Work to complete =
Each line in the records below that has the word "label" should be copied.

=== Begin Enclosure ===

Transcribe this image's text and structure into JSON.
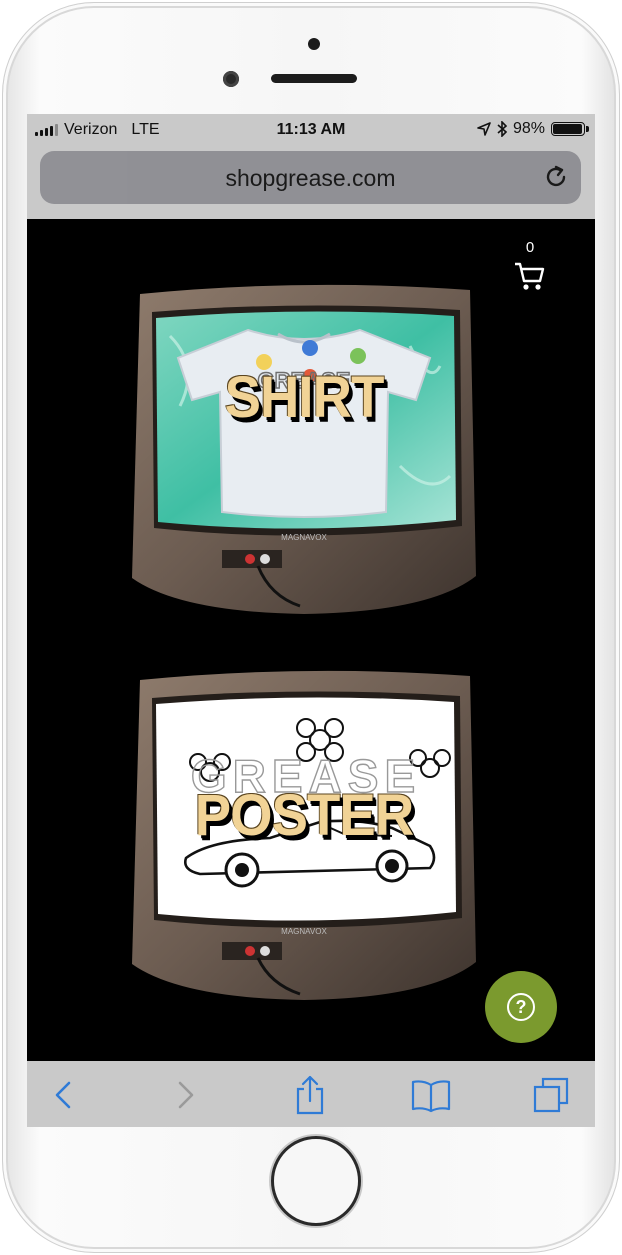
{
  "status": {
    "carrier": "Verizon",
    "network": "LTE",
    "time": "11:13 AM",
    "battery": "98%",
    "battery_level": 0.98
  },
  "browser": {
    "url": "shopgrease.com"
  },
  "cart": {
    "count": "0"
  },
  "products": [
    {
      "label": "SHIRT",
      "shirt_print": "GREASE"
    },
    {
      "label": "POSTER",
      "poster_print": "GREASE"
    }
  ],
  "tv_brand": "MAGNAVOX",
  "colors": {
    "label": "#f1d396",
    "help_button": "#7b9a2e",
    "ios_blue": "#2f7bd6",
    "water": "#3fbfa4"
  },
  "icons": {
    "cart": "cart-icon",
    "reload": "reload-icon",
    "help": "help-icon",
    "back": "back-icon",
    "forward": "forward-icon",
    "share": "share-icon",
    "bookmarks": "bookmarks-icon",
    "tabs": "tabs-icon"
  }
}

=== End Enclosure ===

Solution =
      "label": "SHIRT",
      "label": "POSTER",
    "label": "#f1d396",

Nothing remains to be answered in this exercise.